Estimates from the WHO-UNICEF Joint Monitoring Program (JMP), mandated to track progress on water and sanitation, show that in 2015 over half (56.1%) of residents of rural areas of the developing world were still using drinking water sources that fall into the “other improved” category. A substantial number of these sources are boreholes or tubewells fitted with handpumps, and the number of people relying on this technology is growing, rather than shrinking. For instance, JMP estimates prepared in 2011 show that the proportion of the population using boreholes in rural Southern Asia rose from 45% in 1990 to 56% in 2008, an increase of 250 million people.
The humble handpump is a low-cost, low-technology way to provide drinking water, especially to the poor, and has been an important part of the water supply landscape for many years. While some degree of breakdown can be expected with any infrastructure, handpumps have gained a reputation for being plagued with problems. Even assessing the extent of handpump functionality is problematic – there is no globally-accepted standard for defining and monitoring whether they are working. This hampers the efforts of policy makers and program managers to ensure that handpumps, where they are used, are sustainable and provide an acceptable level of service.
A recent paper by Richard Carter and Ian Ross, published in the journal Waterlines, explores the issue of handpump functionality, and examines how monitoring of this parameter can be improved.
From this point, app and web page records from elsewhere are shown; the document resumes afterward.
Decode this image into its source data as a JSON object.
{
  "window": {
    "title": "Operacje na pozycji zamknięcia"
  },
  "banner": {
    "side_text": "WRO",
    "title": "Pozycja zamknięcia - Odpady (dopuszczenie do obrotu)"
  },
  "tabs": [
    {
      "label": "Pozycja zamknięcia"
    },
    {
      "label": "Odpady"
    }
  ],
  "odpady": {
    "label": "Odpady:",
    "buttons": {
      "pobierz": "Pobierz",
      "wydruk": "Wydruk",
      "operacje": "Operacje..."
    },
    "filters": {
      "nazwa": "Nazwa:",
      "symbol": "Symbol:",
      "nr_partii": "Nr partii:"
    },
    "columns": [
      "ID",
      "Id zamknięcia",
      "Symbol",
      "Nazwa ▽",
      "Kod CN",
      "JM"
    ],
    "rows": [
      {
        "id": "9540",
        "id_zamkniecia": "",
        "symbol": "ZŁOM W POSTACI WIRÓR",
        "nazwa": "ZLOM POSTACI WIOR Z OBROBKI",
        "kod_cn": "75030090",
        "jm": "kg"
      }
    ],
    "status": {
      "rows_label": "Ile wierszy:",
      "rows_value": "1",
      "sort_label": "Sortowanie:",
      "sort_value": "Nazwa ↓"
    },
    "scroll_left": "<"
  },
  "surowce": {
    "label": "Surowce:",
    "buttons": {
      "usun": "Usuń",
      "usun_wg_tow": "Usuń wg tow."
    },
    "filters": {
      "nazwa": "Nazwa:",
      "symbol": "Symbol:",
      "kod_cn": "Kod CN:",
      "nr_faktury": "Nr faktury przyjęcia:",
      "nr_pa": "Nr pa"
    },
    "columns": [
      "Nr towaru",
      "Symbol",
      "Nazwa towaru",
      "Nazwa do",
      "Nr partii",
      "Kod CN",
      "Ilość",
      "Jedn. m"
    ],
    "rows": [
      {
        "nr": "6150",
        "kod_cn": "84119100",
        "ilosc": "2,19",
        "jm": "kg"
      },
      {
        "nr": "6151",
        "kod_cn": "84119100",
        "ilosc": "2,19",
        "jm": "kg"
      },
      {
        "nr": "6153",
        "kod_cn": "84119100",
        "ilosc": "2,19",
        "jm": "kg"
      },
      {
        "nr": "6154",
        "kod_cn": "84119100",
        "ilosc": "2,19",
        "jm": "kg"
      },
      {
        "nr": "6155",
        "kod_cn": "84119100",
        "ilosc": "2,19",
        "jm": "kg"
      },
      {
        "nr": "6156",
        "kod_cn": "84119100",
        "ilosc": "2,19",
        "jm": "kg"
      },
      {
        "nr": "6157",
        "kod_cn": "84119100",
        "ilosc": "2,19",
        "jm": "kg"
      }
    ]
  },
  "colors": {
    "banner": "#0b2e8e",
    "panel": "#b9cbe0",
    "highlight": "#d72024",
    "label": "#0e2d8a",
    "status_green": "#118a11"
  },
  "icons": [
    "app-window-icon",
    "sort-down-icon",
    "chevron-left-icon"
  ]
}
This paper was reviewed by Jeffrey Goldberg, Water and Sanitation Advisor, USAID and Clarissa Brocklehurst, UNC Water Institute affiliated adjunct faculty member in Environmental Sciences and Engineering